The Rediscovery of America: American Indians and the Unmaking of U.S. History
October 13, 2014

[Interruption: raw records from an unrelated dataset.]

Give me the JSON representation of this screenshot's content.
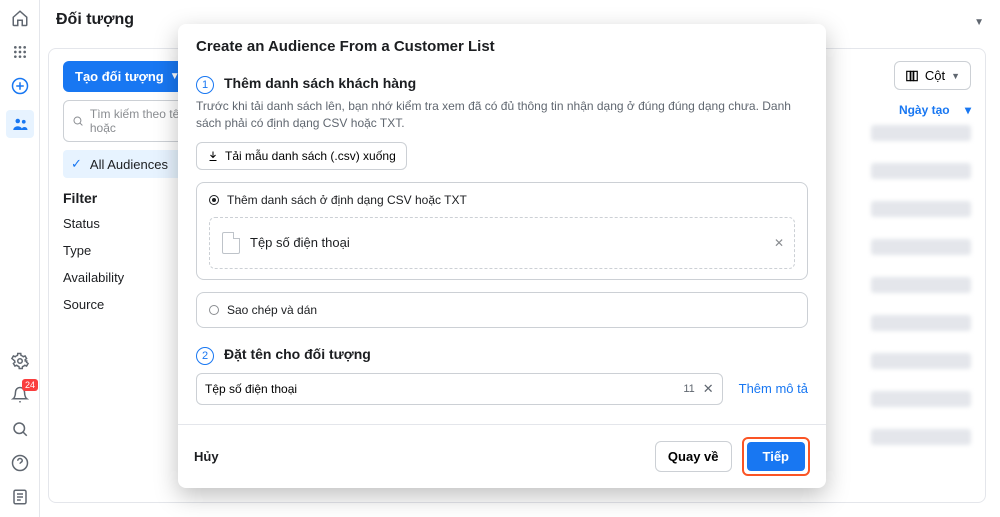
{
  "page": {
    "title": "Đối tượng"
  },
  "leftRail": {
    "notif_badge": "24"
  },
  "sidebar": {
    "create_btn": "Tạo đối tượng",
    "search_placeholder": "Tìm kiếm theo tên hoặc",
    "all_audiences": "All Audiences",
    "filter_title": "Filter",
    "filters": [
      "Status",
      "Type",
      "Availability",
      "Source"
    ]
  },
  "content": {
    "columns_btn": "Cột",
    "date_col": "Ngày tạo"
  },
  "modal": {
    "title": "Create an Audience From a Customer List",
    "step1": {
      "num": "1",
      "title": "Thêm danh sách khách hàng",
      "desc": "Trước khi tải danh sách lên, bạn nhớ kiểm tra xem đã có đủ thông tin nhận dạng ở đúng đúng dạng chưa. Danh sách phải có định dạng CSV hoặc TXT.",
      "download": "Tải mẫu danh sách (.csv) xuống",
      "opt_csv": "Thêm danh sách ở định dạng CSV hoặc TXT",
      "file_label": "Tệp số điện thoại",
      "opt_paste": "Sao chép và dán"
    },
    "step2": {
      "num": "2",
      "title": "Đặt tên cho đối tượng",
      "input_value": "Tệp số điện thoại",
      "char_count": "11",
      "add_desc": "Thêm mô tả"
    },
    "footer": {
      "cancel": "Hủy",
      "back": "Quay về",
      "next": "Tiếp"
    }
  }
}
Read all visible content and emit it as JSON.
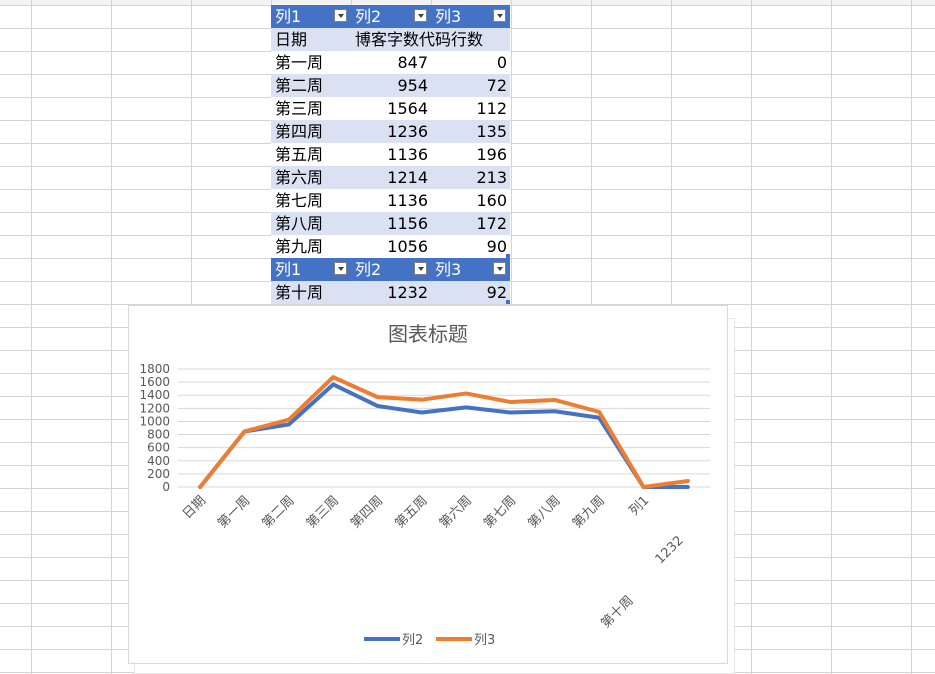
{
  "sheet": {
    "table_header": [
      "列1",
      "列2",
      "列3"
    ],
    "rows": [
      [
        "日期",
        "博客字数代码行数",
        ""
      ],
      [
        "第一周",
        "847",
        "0"
      ],
      [
        "第二周",
        "954",
        "72"
      ],
      [
        "第三周",
        "1564",
        "112"
      ],
      [
        "第四周",
        "1236",
        "135"
      ],
      [
        "第五周",
        "1136",
        "196"
      ],
      [
        "第六周",
        "1214",
        "213"
      ],
      [
        "第七周",
        "1136",
        "160"
      ],
      [
        "第八周",
        "1156",
        "172"
      ],
      [
        "第九周",
        "1056",
        "90"
      ]
    ],
    "second_header": [
      "列1",
      "列2",
      "列3"
    ],
    "last_row": [
      "第十周",
      "1232",
      "92"
    ]
  },
  "chart_data": {
    "type": "line",
    "title": "图表标题",
    "stacked": true,
    "categories": [
      "日期",
      "第一周",
      "第二周",
      "第三周",
      "第四周",
      "第五周",
      "第六周",
      "第七周",
      "第八周",
      "第九周",
      "列1",
      "1232\n第十周"
    ],
    "category_labels": [
      "日期",
      "第一周",
      "第二周",
      "第三周",
      "第四周",
      "第五周",
      "第六周",
      "第七周",
      "第八周",
      "第九周",
      "列1",
      "1232",
      "第十周"
    ],
    "series": [
      {
        "name": "列2",
        "color": "#4472c4",
        "values": [
          0,
          847,
          954,
          1564,
          1236,
          1136,
          1214,
          1136,
          1156,
          1056,
          0,
          0
        ]
      },
      {
        "name": "列3",
        "color": "#ed7d31",
        "values": [
          0,
          0,
          72,
          112,
          135,
          196,
          213,
          160,
          172,
          90,
          0,
          92
        ]
      }
    ],
    "ylim": [
      0,
      1800
    ],
    "yticks": [
      0,
      200,
      400,
      600,
      800,
      1000,
      1200,
      1400,
      1600,
      1800
    ],
    "grid": true,
    "legend_position": "bottom"
  },
  "colors": {
    "header_bg": "#4472c4",
    "band_bg": "#d9e1f2",
    "gridline": "#d9d9d9"
  }
}
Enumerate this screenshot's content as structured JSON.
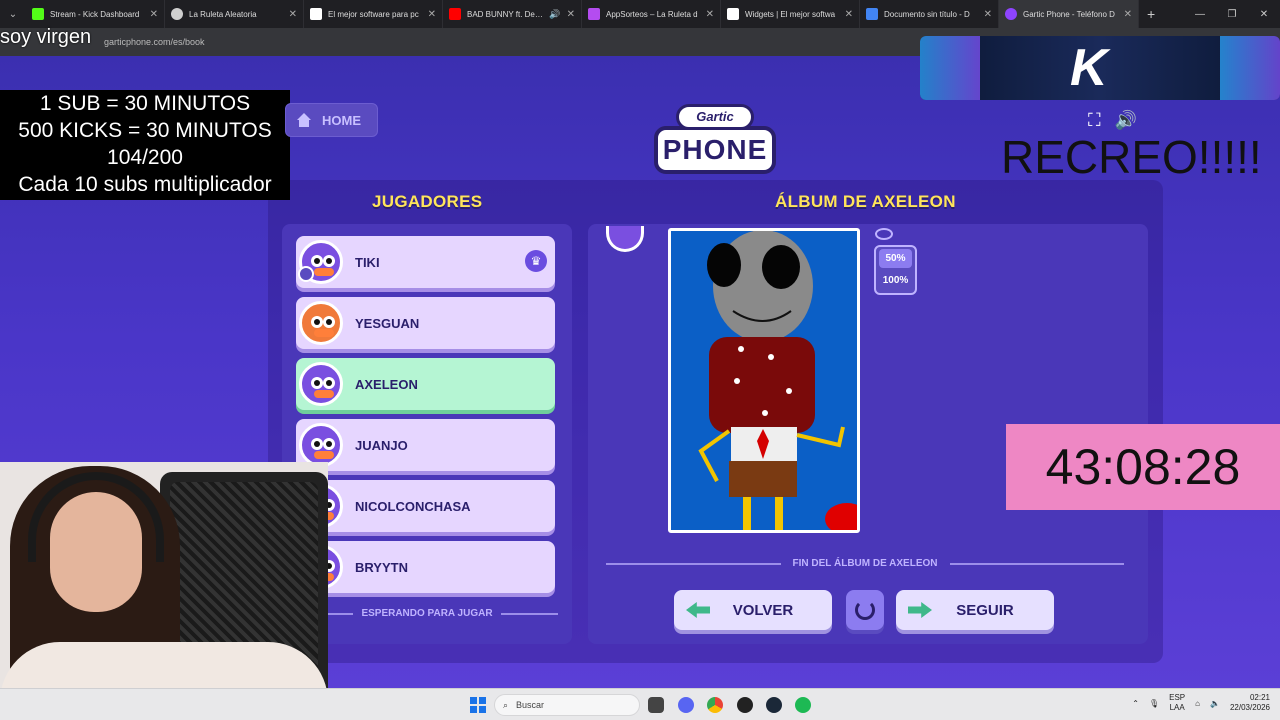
{
  "browser": {
    "tabs": [
      {
        "title": "Stream - Kick Dashboard",
        "color": "#53fc18"
      },
      {
        "title": "La Ruleta Aleatoria",
        "color": "#cfcfcf"
      },
      {
        "title": "El mejor software para pc",
        "color": "#ffffff"
      },
      {
        "title": "BAD BUNNY ft. Dei V",
        "color": "#ff0000"
      },
      {
        "title": "AppSorteos – La Ruleta d",
        "color": "#b44cf0"
      },
      {
        "title": "Widgets | El mejor softwa",
        "color": "#ffffff"
      },
      {
        "title": "Documento sin título - D",
        "color": "#4285f4"
      },
      {
        "title": "Gartic Phone - Teléfono D",
        "color": "#8e44ff"
      }
    ],
    "url": "garticphone.com/es/book"
  },
  "overlay": {
    "soy_text": "soy virgen",
    "subs_lines": [
      "1 SUB      = 30 MINUTOS",
      "500 KICKS = 30 MINUTOS",
      "104/200",
      "Cada 10 subs multiplicador"
    ],
    "recreo": "RECREO!!!!!",
    "timer": "43:08:28"
  },
  "game": {
    "home_label": "HOME",
    "logo_top": "Gartic",
    "logo_main": "PHONE",
    "players_heading": "JUGADORES",
    "album_heading": "ÁLBUM DE AXELEON",
    "players": [
      {
        "name": "TIKI",
        "host": true
      },
      {
        "name": "YESGUAN",
        "host": false
      },
      {
        "name": "AXELEON",
        "host": false,
        "active": true
      },
      {
        "name": "JUANJO",
        "host": false
      },
      {
        "name": "NICOLCONCHASA",
        "host": false
      },
      {
        "name": "BRYYTN",
        "host": false
      }
    ],
    "waiting_label": "ESPERANDO PARA JUGAR",
    "zoom_options": [
      "50%",
      "100%"
    ],
    "zoom_selected": "50%",
    "end_label": "FIN DEL ÁLBUM DE AXELEON",
    "back_label": "VOLVER",
    "next_label": "SEGUIR"
  },
  "taskbar": {
    "search_placeholder": "Buscar",
    "lang_top": "ESP",
    "lang_bottom": "LAA",
    "time": "02:21",
    "date": "22/03/2026"
  }
}
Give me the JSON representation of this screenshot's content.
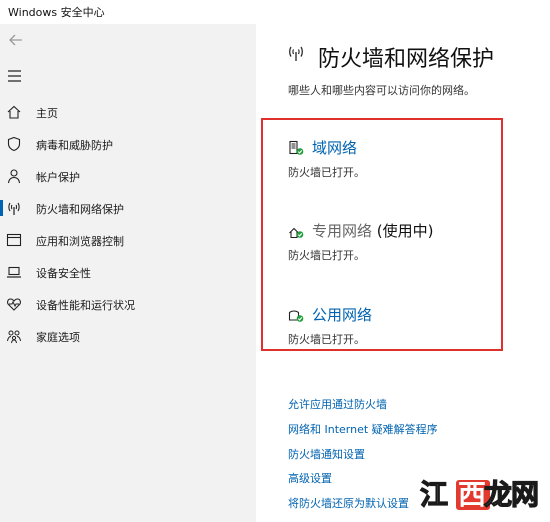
{
  "window": {
    "title": "Windows 安全中心"
  },
  "sidebar": {
    "items": [
      {
        "label": "主页",
        "icon": "home-icon"
      },
      {
        "label": "病毒和威胁防护",
        "icon": "shield-icon"
      },
      {
        "label": "帐户保护",
        "icon": "person-icon"
      },
      {
        "label": "防火墙和网络保护",
        "icon": "wifi-antenna-icon",
        "active": true
      },
      {
        "label": "应用和浏览器控制",
        "icon": "browser-window-icon"
      },
      {
        "label": "设备安全性",
        "icon": "laptop-icon"
      },
      {
        "label": "设备性能和运行状况",
        "icon": "heart-pulse-icon"
      },
      {
        "label": "家庭选项",
        "icon": "family-icon"
      }
    ]
  },
  "main": {
    "title": "防火墙和网络保护",
    "description": "哪些人和哪些内容可以访问你的网络。",
    "networks": [
      {
        "name": "域网络",
        "status": "防火墙已打开。",
        "icon": "domain-network-icon"
      },
      {
        "name": "专用网络",
        "tag": " (使用中)",
        "status": "防火墙已打开。",
        "icon": "private-network-icon"
      },
      {
        "name": "公用网络",
        "status": "防火墙已打开。",
        "icon": "public-network-icon"
      }
    ],
    "links": [
      "允许应用通过防火墙",
      "网络和 Internet 疑难解答程序",
      "防火墙通知设置",
      "高级设置",
      "将防火墙还原为默认设置"
    ]
  },
  "watermark": {
    "text": "江西龙网"
  },
  "colors": {
    "accent": "#0063b1",
    "highlight": "#e0302b",
    "status_ok": "#1e9e3a"
  }
}
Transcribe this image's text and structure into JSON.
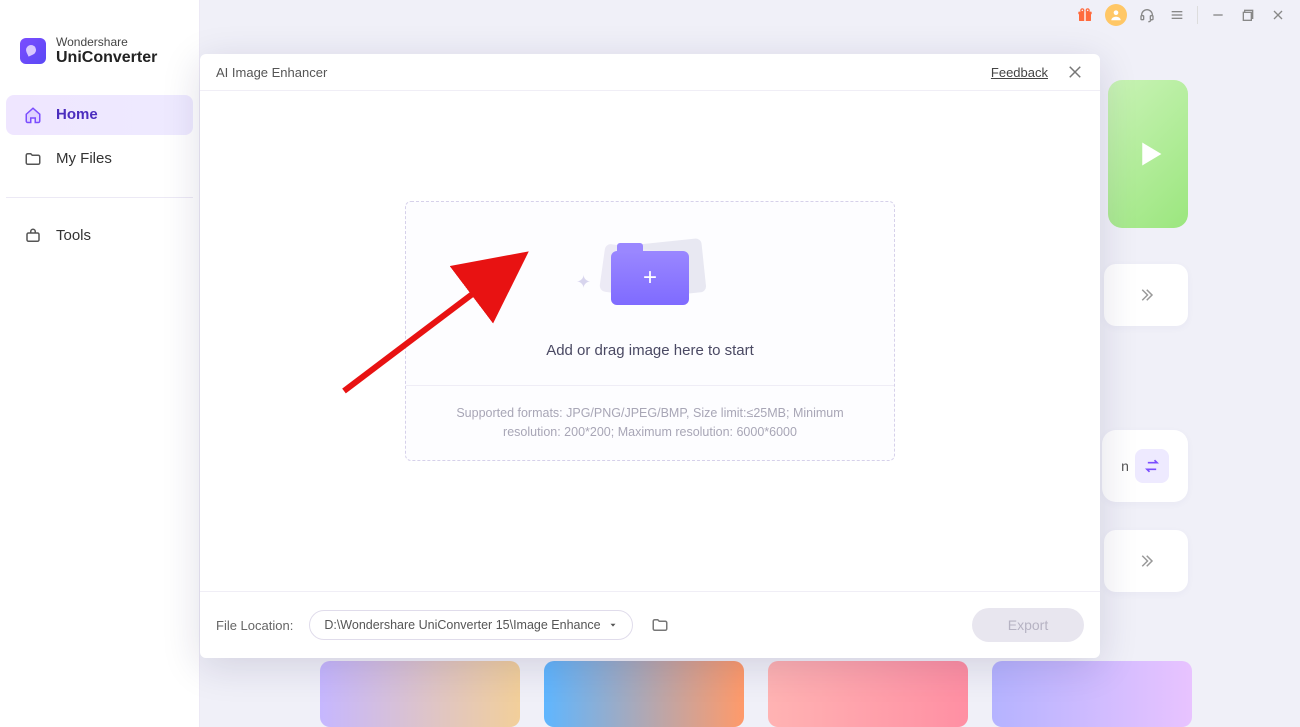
{
  "app": {
    "brand_small": "Wondershare",
    "brand_big": "UniConverter"
  },
  "sidebar": {
    "items": [
      {
        "label": "Home",
        "active": true
      },
      {
        "label": "My Files",
        "active": false
      },
      {
        "label": "Tools",
        "active": false
      }
    ]
  },
  "modal": {
    "title": "AI Image Enhancer",
    "feedback": "Feedback",
    "dropzone": {
      "main_text": "Add or drag image here to start",
      "support_text": "Supported formats: JPG/PNG/JPEG/BMP, Size limit:≤25MB; Minimum resolution: 200*200; Maximum resolution: 6000*6000"
    },
    "footer": {
      "location_label": "File Location:",
      "path": "D:\\Wondershare UniConverter 15\\Image Enhance",
      "export_label": "Export"
    }
  },
  "bg": {
    "switch_label_fragment": "n"
  }
}
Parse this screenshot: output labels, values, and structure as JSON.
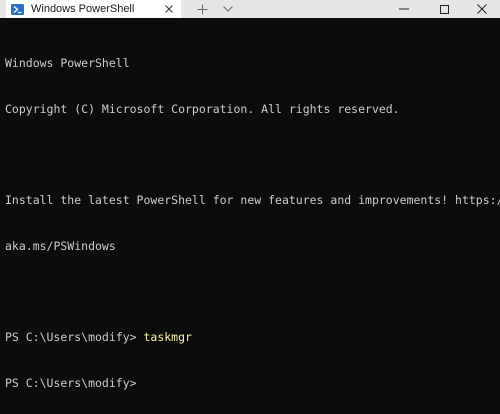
{
  "window": {
    "tab_title": "Windows PowerShell",
    "colors": {
      "background": "#0c0c0c",
      "foreground": "#cccccc",
      "command": "#f9f1a5",
      "titlebar": "#e6e6e6",
      "tab_active": "#ffffff",
      "ps_icon": "#2b6fc4"
    },
    "icons": {
      "tab_icon": "powershell-icon",
      "tab_close": "close-icon",
      "new_tab": "plus-icon",
      "dropdown": "chevron-down-icon",
      "minimize": "minimize-icon",
      "maximize": "maximize-icon",
      "close": "close-icon"
    }
  },
  "terminal": {
    "header_line1": "Windows PowerShell",
    "header_line2": "Copyright (C) Microsoft Corporation. All rights reserved.",
    "install_line1": "Install the latest PowerShell for new features and improvements! https://",
    "install_line2": "aka.ms/PSWindows",
    "prompt1": "PS C:\\Users\\modify> ",
    "command1": "taskmgr",
    "prompt2": "PS C:\\Users\\modify>"
  }
}
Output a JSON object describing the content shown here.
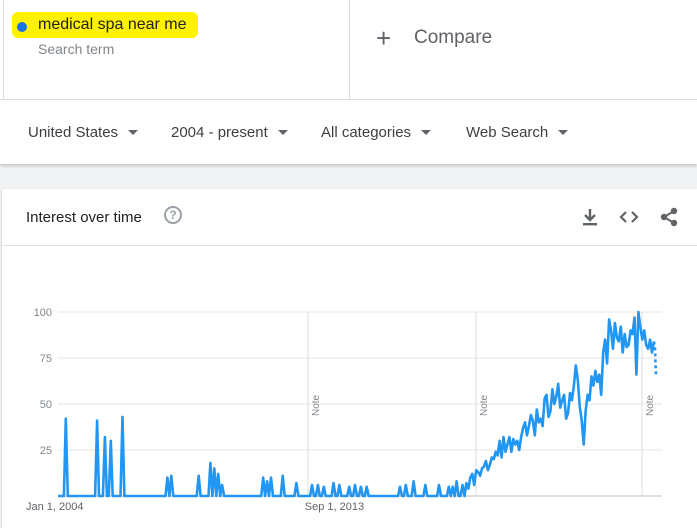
{
  "search": {
    "term": "medical spa near me",
    "term_sub": "Search term",
    "term_color": "#1a73e8",
    "highlight_color": "#fff200"
  },
  "compare": {
    "label": "Compare"
  },
  "filters": [
    {
      "label": "United States"
    },
    {
      "label": "2004 - present"
    },
    {
      "label": "All categories"
    },
    {
      "label": "Web Search"
    }
  ],
  "card": {
    "title": "Interest over time",
    "actions": [
      "download-icon",
      "embed-icon",
      "share-icon"
    ]
  },
  "chart_data": {
    "type": "line",
    "title": "Interest over time",
    "xlabel": "",
    "ylabel": "",
    "ylim": [
      0,
      100
    ],
    "yticks": [
      25,
      50,
      75,
      100
    ],
    "x_tick_labels": [
      "Jan 1, 2004",
      "Sep 1, 2013"
    ],
    "notes": [
      "Note",
      "Note",
      "Note"
    ],
    "color": "#2196f3",
    "series": [
      {
        "values": [
          0,
          0,
          0,
          0,
          42,
          0,
          0,
          0,
          0,
          0,
          0,
          0,
          0,
          0,
          0,
          0,
          0,
          0,
          0,
          0,
          41,
          0,
          0,
          0,
          32,
          0,
          0,
          30,
          0,
          0,
          0,
          0,
          0,
          43,
          0,
          0,
          0,
          0,
          0,
          0,
          0,
          0,
          0,
          0,
          0,
          0,
          0,
          0,
          0,
          0,
          0,
          0,
          0,
          0,
          0,
          0,
          10,
          0,
          11,
          0,
          0,
          0,
          0,
          0,
          0,
          0,
          0,
          0,
          0,
          0,
          0,
          0,
          11,
          0,
          0,
          0,
          0,
          0,
          18,
          0,
          15,
          0,
          12,
          0,
          6,
          0,
          0,
          0,
          0,
          0,
          0,
          0,
          0,
          0,
          0,
          0,
          0,
          0,
          0,
          0,
          0,
          0,
          0,
          0,
          0,
          10,
          0,
          8,
          0,
          10,
          0,
          0,
          0,
          0,
          0,
          11,
          0,
          0,
          0,
          0,
          0,
          0,
          7,
          0,
          0,
          0,
          0,
          0,
          0,
          0,
          6,
          0,
          0,
          6,
          0,
          0,
          5,
          0,
          0,
          0,
          0,
          7,
          0,
          0,
          6,
          0,
          0,
          0,
          0,
          5,
          0,
          0,
          6,
          0,
          0,
          5,
          0,
          0,
          5,
          0,
          0,
          0,
          0,
          0,
          0,
          0,
          0,
          0,
          0,
          0,
          0,
          0,
          0,
          0,
          0,
          5,
          0,
          0,
          6,
          0,
          0,
          0,
          8,
          0,
          0,
          0,
          0,
          0,
          6,
          0,
          0,
          0,
          0,
          0,
          0,
          6,
          0,
          0,
          0,
          0,
          5,
          0,
          5,
          0,
          8,
          0,
          0,
          6,
          0,
          7,
          4,
          10,
          12,
          6,
          14,
          13,
          11,
          15,
          16,
          19,
          14,
          17,
          21,
          20,
          24,
          22,
          30,
          21,
          32,
          24,
          28,
          32,
          24,
          31,
          28,
          30,
          25,
          32,
          37,
          40,
          33,
          38,
          44,
          41,
          33,
          47,
          40,
          42,
          38,
          53,
          55,
          43,
          46,
          58,
          50,
          54,
          61,
          48,
          52,
          55,
          42,
          45,
          56,
          52,
          60,
          71,
          63,
          49,
          41,
          28,
          46,
          55,
          52,
          65,
          60,
          68,
          62,
          66,
          55,
          78,
          85,
          72,
          96,
          90,
          80,
          94,
          86,
          84,
          92,
          78,
          88,
          81,
          82,
          90,
          88,
          97,
          66,
          100,
          92,
          85,
          90,
          82,
          80,
          85,
          78,
          84
        ]
      }
    ],
    "partial_tail": [
      80,
      72,
      66
    ]
  }
}
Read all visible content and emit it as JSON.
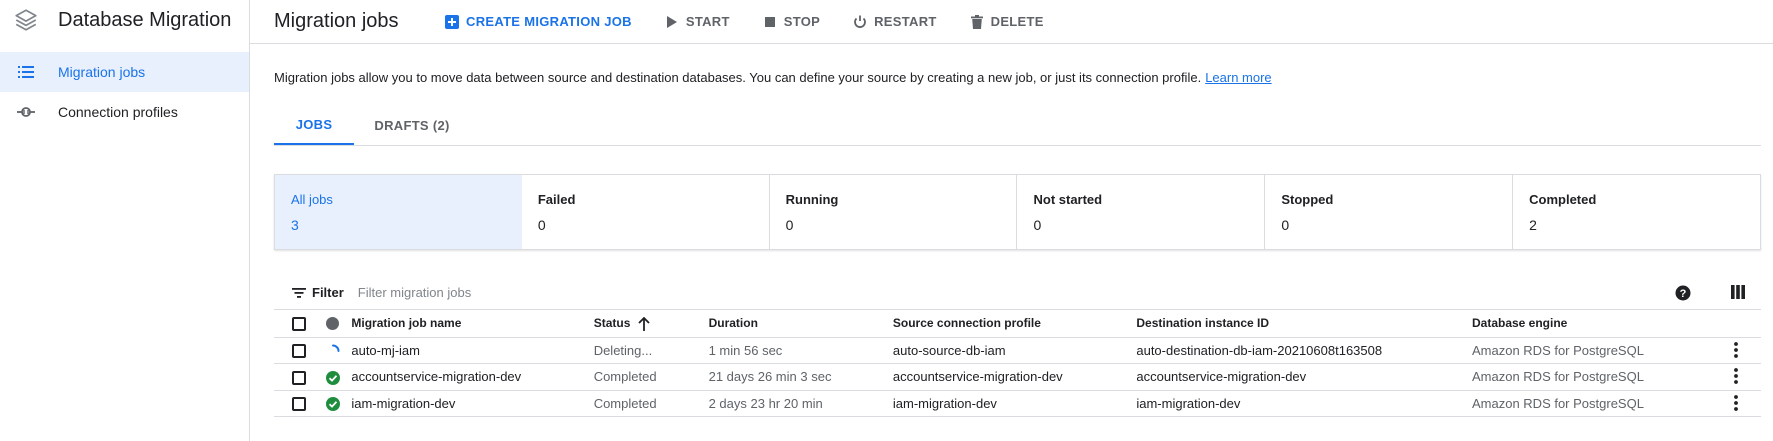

With one of the strongest collections in the world for the study of the native past, the John Carter Brown Library is poised to open a series of conversations about how the Library can best acknowledge, encourage, and provide support for the important work already done in native studies on the Brown campus and beyond. As part of a new initiative called "The Earliest Americas," the Library presented “The Rediscovery of America: American Indians and the Unmaking of U.S. History,” a lecture by Yale Historian Ned Blackhawk (Western Shoshone) on Monday, October 13, 2014 at 5:30pm. A specialist in Native American history and a leading scholar in the field, Blackhawk is the author of Violence Over the Land: Indians and Empires in the Early American West (Harvard, 2006), a study of the American Great Basin that garnered half a dozen professional prizes, including the Frederick Jackson Turner Prize from the Organization of American Historians. Introductory remarks were given by Dawn Dove, Narragansett Tribal Elder and Historian; Tyler Rogers, Ph.D. Student in the Department of American Studies at Yale University; Neil Safier, Director and Librarian of the John Carter Brown Library; and Elizabeth Hoover, Assistant Professor in the Department of American Studies and Ethnic Studies at Brown University.